__What is being asked__. Whenever a line in the entries below contains "title", copy that line.

__Exercise data__.

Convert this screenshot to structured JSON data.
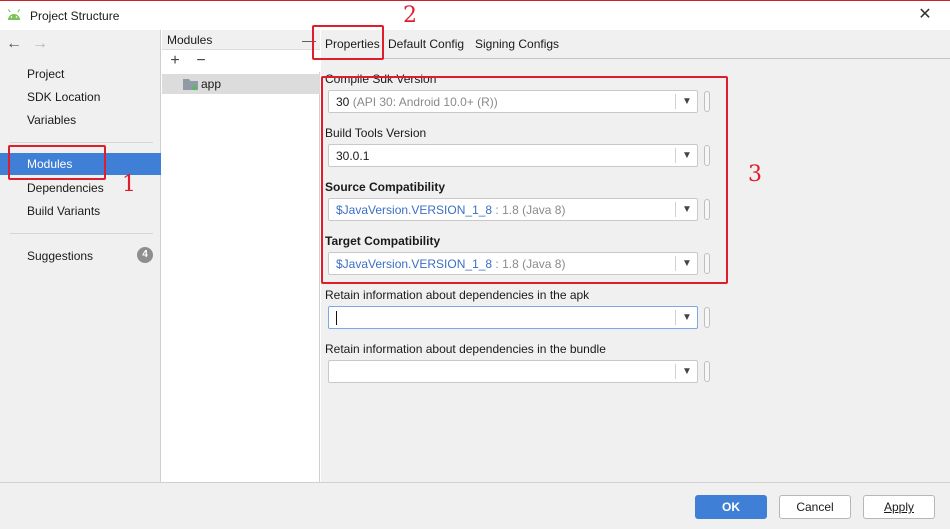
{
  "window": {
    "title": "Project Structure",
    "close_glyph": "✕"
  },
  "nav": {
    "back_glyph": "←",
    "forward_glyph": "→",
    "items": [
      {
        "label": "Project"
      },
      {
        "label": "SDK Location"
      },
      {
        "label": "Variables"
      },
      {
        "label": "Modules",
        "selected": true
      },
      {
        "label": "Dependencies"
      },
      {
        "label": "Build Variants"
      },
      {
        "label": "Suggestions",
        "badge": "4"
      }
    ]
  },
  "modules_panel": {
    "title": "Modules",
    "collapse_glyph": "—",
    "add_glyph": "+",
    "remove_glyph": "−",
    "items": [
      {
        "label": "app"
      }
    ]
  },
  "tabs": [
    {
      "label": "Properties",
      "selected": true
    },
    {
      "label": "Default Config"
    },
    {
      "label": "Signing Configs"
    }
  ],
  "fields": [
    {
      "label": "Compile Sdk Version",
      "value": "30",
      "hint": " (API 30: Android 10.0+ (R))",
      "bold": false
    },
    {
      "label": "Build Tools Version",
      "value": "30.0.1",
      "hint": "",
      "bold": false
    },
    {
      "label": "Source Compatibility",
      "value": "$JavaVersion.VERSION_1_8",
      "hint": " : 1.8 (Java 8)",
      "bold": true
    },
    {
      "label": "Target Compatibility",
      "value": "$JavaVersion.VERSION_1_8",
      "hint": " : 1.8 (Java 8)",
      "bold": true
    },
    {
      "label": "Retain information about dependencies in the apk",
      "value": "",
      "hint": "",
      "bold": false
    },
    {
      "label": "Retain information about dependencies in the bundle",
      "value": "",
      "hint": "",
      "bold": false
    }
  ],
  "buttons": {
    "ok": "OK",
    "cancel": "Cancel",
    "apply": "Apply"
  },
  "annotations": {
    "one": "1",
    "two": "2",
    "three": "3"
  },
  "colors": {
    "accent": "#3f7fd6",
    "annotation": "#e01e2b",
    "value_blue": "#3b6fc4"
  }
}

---

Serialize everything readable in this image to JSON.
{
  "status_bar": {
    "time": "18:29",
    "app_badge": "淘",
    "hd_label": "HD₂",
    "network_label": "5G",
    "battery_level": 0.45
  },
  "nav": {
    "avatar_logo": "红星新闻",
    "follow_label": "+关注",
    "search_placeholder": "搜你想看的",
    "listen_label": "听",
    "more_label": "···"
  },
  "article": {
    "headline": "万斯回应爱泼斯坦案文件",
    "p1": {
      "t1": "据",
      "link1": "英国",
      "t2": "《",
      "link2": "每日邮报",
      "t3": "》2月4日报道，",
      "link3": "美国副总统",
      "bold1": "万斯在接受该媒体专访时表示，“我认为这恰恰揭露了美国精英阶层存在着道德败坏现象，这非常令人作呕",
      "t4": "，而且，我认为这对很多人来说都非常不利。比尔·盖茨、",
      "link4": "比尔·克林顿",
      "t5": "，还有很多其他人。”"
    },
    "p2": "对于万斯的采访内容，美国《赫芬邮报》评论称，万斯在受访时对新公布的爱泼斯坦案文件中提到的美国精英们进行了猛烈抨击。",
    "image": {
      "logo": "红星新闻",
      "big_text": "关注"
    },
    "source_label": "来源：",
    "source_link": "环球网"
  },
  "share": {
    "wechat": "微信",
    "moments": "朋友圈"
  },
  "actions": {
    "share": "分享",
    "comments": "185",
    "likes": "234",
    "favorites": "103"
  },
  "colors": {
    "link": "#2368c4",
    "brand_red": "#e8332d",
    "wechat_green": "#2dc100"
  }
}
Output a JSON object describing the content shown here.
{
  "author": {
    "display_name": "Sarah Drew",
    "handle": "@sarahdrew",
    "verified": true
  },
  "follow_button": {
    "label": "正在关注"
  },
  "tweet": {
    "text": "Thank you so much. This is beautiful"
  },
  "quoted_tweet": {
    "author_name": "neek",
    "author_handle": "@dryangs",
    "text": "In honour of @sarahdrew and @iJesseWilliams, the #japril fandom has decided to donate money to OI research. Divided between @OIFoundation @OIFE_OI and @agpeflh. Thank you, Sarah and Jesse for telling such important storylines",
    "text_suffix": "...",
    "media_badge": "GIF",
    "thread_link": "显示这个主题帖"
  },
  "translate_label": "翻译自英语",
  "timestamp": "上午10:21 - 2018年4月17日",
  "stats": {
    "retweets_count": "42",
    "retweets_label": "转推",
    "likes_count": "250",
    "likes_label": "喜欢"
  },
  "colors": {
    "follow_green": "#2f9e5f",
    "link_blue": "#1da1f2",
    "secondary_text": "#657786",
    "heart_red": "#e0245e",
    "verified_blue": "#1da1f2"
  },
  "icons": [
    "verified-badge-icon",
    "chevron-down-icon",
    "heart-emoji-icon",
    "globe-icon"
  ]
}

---

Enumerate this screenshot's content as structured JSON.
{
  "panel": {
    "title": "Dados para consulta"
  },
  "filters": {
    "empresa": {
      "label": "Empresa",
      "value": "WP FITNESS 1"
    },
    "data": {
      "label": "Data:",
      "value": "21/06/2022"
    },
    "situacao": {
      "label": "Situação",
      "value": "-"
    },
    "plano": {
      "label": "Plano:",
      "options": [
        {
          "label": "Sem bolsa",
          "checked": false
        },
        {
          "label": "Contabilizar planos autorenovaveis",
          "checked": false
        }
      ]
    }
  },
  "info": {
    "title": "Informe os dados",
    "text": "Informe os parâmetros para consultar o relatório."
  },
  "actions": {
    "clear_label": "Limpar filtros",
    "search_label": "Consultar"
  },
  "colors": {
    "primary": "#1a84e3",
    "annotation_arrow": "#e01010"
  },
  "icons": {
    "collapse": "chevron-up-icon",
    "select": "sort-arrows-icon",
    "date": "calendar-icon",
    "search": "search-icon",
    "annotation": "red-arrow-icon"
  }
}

__Answer section__.
    "title": "Project Structure",
    "title": "Modules",
    "title": "Dados para consulta"
    "title": "Informe os dados",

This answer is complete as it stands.